▶ **To do**:
Find the word "title" in the material below and gather every line that contains it.

▶ **Data extract**:
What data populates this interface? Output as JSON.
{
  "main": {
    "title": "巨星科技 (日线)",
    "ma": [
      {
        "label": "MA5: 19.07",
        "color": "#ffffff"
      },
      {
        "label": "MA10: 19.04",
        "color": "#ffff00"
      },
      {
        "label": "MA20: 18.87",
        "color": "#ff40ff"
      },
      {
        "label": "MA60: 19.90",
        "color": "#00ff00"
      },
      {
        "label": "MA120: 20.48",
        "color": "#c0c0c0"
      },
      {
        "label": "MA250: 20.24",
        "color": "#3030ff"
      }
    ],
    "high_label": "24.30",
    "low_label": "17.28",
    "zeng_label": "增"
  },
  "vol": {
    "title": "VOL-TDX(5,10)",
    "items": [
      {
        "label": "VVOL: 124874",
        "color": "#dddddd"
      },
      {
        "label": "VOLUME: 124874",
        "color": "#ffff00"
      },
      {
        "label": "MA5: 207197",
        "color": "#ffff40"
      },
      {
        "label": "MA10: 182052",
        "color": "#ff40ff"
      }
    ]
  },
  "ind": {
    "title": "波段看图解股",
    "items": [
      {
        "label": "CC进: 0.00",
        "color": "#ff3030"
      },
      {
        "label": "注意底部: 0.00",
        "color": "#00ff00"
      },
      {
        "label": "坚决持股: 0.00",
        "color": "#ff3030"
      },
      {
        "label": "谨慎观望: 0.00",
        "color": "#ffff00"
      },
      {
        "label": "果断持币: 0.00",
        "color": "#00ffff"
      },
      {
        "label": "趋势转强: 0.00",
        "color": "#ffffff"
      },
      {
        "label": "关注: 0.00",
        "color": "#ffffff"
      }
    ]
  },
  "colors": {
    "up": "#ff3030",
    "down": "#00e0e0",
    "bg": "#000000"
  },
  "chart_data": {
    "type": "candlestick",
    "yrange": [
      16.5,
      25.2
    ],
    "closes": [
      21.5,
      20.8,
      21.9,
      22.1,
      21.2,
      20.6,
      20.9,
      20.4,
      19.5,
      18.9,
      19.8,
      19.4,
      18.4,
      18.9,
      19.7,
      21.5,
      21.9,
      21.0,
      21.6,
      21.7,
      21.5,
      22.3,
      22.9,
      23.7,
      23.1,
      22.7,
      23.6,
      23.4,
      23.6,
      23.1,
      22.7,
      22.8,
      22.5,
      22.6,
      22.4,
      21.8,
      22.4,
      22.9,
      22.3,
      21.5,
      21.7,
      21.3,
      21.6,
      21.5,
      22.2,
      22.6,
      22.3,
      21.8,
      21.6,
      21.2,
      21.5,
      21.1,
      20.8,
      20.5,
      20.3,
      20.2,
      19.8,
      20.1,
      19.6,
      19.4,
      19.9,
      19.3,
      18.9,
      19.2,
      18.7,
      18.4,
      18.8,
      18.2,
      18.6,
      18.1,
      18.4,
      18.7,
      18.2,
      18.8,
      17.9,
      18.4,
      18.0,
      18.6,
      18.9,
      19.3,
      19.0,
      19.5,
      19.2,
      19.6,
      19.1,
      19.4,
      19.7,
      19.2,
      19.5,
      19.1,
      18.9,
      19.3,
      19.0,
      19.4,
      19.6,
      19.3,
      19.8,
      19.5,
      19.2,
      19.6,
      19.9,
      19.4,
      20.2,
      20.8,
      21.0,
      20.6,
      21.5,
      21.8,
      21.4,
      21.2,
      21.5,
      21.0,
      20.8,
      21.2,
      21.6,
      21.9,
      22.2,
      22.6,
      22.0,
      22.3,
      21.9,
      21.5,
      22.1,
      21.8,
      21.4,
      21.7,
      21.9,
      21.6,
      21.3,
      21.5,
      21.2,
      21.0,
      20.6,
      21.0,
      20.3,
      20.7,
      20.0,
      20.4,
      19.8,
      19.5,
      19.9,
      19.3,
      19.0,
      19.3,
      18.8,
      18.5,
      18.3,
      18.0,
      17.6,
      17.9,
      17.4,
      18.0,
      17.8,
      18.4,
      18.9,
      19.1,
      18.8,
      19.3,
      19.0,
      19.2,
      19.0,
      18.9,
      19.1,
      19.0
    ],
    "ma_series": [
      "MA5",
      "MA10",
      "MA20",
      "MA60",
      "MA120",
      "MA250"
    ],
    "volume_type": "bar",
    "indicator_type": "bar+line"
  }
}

▶ **Exercise result**:
    "title": "巨星科技 (日线)",
    "title": "VOL-TDX(5,10)",
    "title": "波段看图解股",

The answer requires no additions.